Federalism and Drug Policy

Radley Balko poses an interesting dilemma today, in his article posted on the Politico entitled, Federalism should extend to marijuana raids. In the closing paragraph he posits, "You can be a federalist, or you can be an ardent drug warrior. But you can't be both." He spends most of the piece discussing the the contradictory positions of both Giuliani and Thompson as advocates of a localized approach to a myriad of complicated "issues of the day," while also noting that the two have argued that the federal government needs even greater power to confront the issue of drugs. Is Balko right, that being a federalist and supporting the "War on Drugs" is a proposition that is mutually exclusive?

With the exception of many libertarian and a few conservative thinkers, i.e. W.F. Buckley, the advocacy of decriminalization of medical marijuana has largely been a task undertaken by the left.
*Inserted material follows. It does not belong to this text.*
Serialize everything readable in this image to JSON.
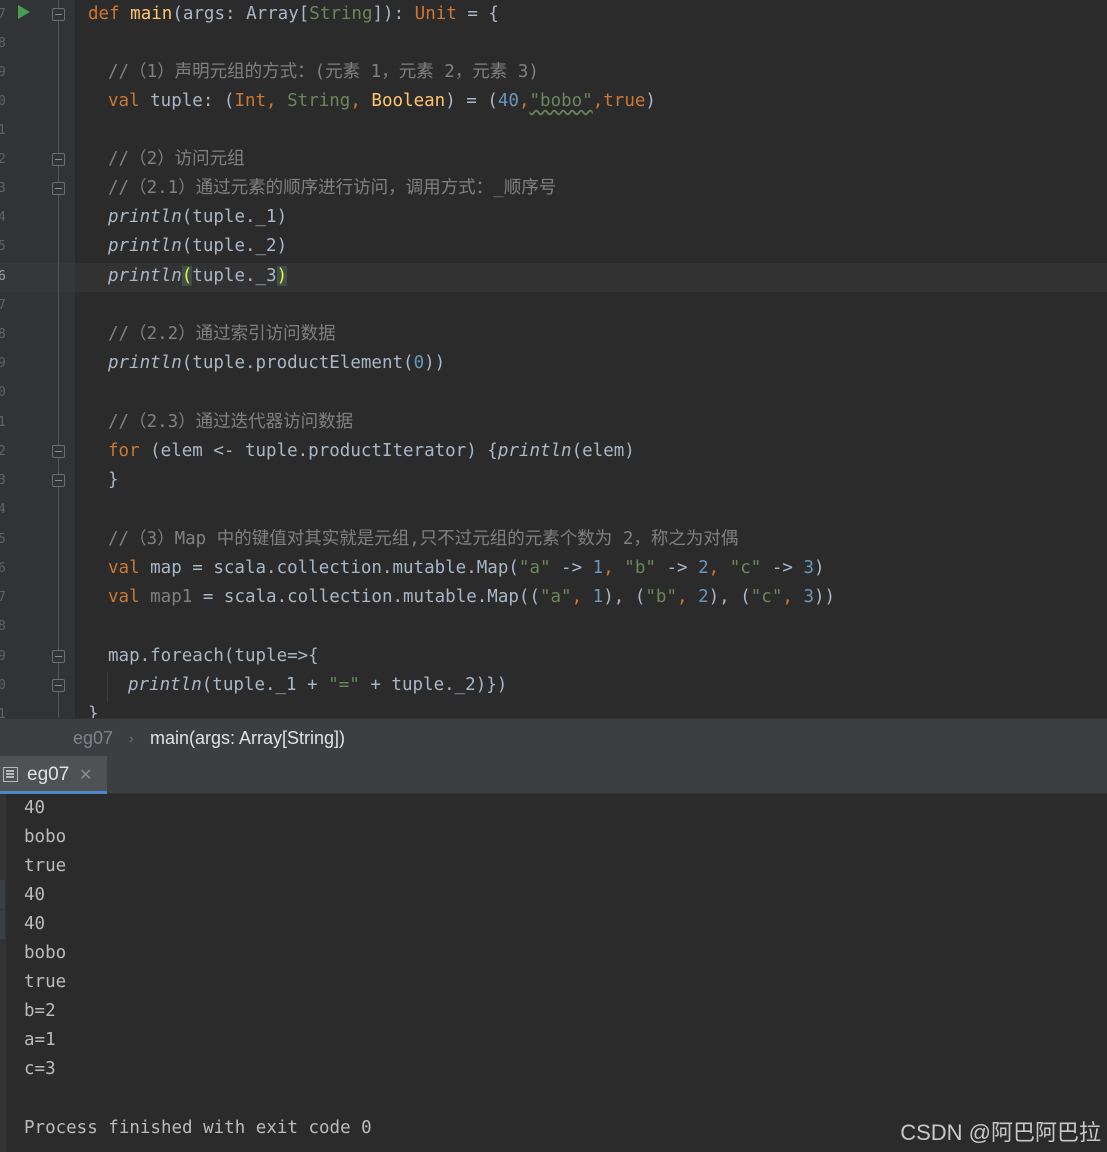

It is also one that the right has eyed with suspicion out of a fear that a slippery slope effect would promulgate numerous other drug decriminalizations . This, coupled with the inherent goal of seeing drug use reduced, has placed a majority of conservatives on a trajectory that may in fact betray our federalist instincts.

In this instance, I am inclined to stand with Justice Thomas and recognize that regardless of our opposition to medicinal marijuana, constitutionally, it is an issue that should be dealt with in the laboratories of policy.


  1. Before I went to law school, I thought Congress's power was unlimited. Then when I learned about Commerce Clause jurisprudence, I discovered that I was right.

  2. It does seem that way doesn't it Tim. I think this is one issue where my gut goes to the left (in terms of supporting the federalization the issue), but where my ideological convictions are pushing me to the right. I think the most important thing for us is consistency though, because giving up on federalist principles in even one case, has major we saw.